His rented Impala paws the asphalt as the legendary investigative reporter takes a slow left off 47th Street and heads into the sunlight of Indiana Avenue.

Seymour Hersh has come home again, to the rough-cut precincts where he spent a good chunk of the 1950s working as a teenager in his father's dry cleaner.

In those days, Hersh says, he delivered pressed clothes to houses of prostitution, and his father accepted steaks from stockyard workers who couldn't come up with cash.

"This building didn't used to be here," Hersh says, peering through the Impala's sloped window at a sheet of fresh brick.

The 67-year-old executes a three-point turn against traffic and stabs a finger at a spot in an alley.

"That was home plate!"

From these streets sprang a groundbreaking journalist who has revealed some of America's darkest official secrets.

Hersh's 1969 disclosure of the My Lai massacre has been called pivotal in turning the tide of public opinion against the Vietnam War. He detailed President Nixon's secret bombing of Cambodia, CIA spying on American dissidents and the hidden nuclear arms programs of Israel and Pakistan.

Today, Hersh is widely credited with breaking the news that Iraqi war prisoners were abused at Abu Ghraib, although a few of the iconic photographs were aired on CBS' "60 Minutes II" on April 28, two days before his detailed account was posted by The New Yorker magazine. The scandal has roiled the Bush administration and refigured world opinion about the U.S.

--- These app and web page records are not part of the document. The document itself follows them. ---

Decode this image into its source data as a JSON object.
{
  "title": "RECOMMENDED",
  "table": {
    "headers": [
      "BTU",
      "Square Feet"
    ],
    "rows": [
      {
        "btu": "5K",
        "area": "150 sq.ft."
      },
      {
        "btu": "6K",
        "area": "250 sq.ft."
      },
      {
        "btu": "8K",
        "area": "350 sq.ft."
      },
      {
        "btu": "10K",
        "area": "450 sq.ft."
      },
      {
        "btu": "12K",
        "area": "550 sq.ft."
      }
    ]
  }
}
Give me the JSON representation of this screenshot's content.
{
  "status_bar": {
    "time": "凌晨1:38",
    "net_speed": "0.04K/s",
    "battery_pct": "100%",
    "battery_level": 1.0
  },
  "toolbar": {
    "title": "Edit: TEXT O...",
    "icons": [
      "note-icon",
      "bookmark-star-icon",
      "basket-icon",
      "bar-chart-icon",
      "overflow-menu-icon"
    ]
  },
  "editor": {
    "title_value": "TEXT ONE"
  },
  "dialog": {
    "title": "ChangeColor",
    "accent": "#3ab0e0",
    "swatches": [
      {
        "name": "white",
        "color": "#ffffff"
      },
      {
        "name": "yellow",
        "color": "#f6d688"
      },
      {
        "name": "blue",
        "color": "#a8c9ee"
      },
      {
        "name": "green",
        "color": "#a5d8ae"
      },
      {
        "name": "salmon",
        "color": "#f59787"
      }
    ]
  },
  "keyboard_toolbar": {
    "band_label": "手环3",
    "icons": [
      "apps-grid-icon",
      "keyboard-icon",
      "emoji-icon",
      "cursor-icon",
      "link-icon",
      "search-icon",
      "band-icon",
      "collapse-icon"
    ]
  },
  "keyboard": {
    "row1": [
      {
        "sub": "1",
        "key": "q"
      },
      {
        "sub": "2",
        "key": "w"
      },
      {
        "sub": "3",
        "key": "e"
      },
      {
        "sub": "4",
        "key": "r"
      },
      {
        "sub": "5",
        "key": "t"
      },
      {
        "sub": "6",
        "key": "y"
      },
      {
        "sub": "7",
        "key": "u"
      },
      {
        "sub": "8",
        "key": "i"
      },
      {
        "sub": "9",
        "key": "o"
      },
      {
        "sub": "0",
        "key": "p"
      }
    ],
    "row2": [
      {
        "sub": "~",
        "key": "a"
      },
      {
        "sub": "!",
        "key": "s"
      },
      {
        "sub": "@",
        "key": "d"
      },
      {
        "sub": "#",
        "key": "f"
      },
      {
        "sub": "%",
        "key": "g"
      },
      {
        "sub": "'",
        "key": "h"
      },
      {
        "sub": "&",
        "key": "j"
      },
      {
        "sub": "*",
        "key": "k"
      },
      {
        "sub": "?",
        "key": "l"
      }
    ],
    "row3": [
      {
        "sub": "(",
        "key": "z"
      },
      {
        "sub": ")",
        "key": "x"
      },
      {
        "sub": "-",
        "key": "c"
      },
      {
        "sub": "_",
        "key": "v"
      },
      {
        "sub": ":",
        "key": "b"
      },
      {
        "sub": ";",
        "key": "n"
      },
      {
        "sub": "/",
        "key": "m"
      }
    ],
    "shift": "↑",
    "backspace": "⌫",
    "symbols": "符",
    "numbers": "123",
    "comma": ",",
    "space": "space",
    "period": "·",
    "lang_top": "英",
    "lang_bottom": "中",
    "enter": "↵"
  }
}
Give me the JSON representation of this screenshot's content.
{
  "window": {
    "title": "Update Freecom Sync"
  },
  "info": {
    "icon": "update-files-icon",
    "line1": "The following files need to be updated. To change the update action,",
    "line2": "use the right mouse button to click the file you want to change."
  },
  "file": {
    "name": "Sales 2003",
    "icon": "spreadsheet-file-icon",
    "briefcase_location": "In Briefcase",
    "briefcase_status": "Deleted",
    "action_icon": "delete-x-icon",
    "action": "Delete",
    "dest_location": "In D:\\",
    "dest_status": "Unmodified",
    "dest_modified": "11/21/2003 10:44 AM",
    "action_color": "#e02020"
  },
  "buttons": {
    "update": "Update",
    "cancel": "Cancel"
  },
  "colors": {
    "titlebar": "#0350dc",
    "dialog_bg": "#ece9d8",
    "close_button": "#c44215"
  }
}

"I can't think of a single reporter who has brought more important stories to light," said Bill Kovach, founding director of the Committee of Concerned Journalists and Hersh's editor at The New York Times during the 1970s.

"Sy exposed some of the most despicable behavior on the part of public officials," Kovach said. "He's made Americans aware when our leaders don't measure up to the values expressed in all the songs we sing and pledges we make."

Still charging at an age when many reporters are glad to grab desk jobs, Hersh returned this month to visit family and speak at the University of Chicago, where he graduated as a middling history major in 1958, met his wife of 40 years and flunked out of law school.

He is predictably skeptical of the accolades that have followed his Abu Ghraib revelations -- another crowning moment in a career that has seen jarring ups and downs. Along the way to winning a Pulitzer Prize and writing eight books, Hersh has been bashed by government officials, accused of misjudgment by peers and sued unsuccessfully for libel by wealthy, powerful men.

In 1975 when Donald Rumsfeld and Dick Cheney were top aides to President Gerald Ford, Rumsfeld floated a proposal to have the FBI search Hersh's home to halt his reporting on a submarine espionage program, papers from the Gerald R. Ford Library show.

Written in the face of libel threats and official denial, Hersh's New Yorker stories since the Sept. 11, 2001 terrorist attacks won a National Magazine last month. The New Yorker pieces helped expose the administration's false claim that Iraq got nuclear materials from Niger, broke news about the illicit nuclear weapons dealing of A.Q. Khan, the architect of Pakistan's atomic bomb, and traced sensitive NSA eavesdrops suggesting corruption among Saudi leaders.

His May New Yorker story "Chain of Command" alleged that Defense Secretay Rumsfeld personally authorized a secret program of harsh prisoner interrogation in Afghanistan that laid the foundation for the Abu Ghraib horrors. Pentagon spokesman Larry Di Rita called that story "outlandish, conspiratorial" and "journalistic malpractice."

But Di Rita did not raise specific factual challenges, telling the Tribune, "It's difficult to establish that anything in [Hersh's story] can be verified at all. He's referring to programs that don't appear to exist and meetings and conversations that don't appear to have taken place." Hersh has signed with HarperCollins Publishers to expand his New Yorker articles into a book scheduled for publication before the November election.

Hersh's New Yorker coverage "completely shifted the tone of journalistic discourse on the war," said Gretchen Soderlund, assistant director of the University of Chicago's Center for the Study of Communication and Society. "His pieces have probably served to remind a lot of journalists what journalism can be."

The most celebrated investigative reporters are often driven by a combustible mix of altruism and ambition -- a heartfelt desire to combat injustice and a sometimes unseemly need to wallop the competition and see their names in print. The limber 67-year-old who squints at the storefronts of 47th Street through oversize glasses brings all that and more to his work.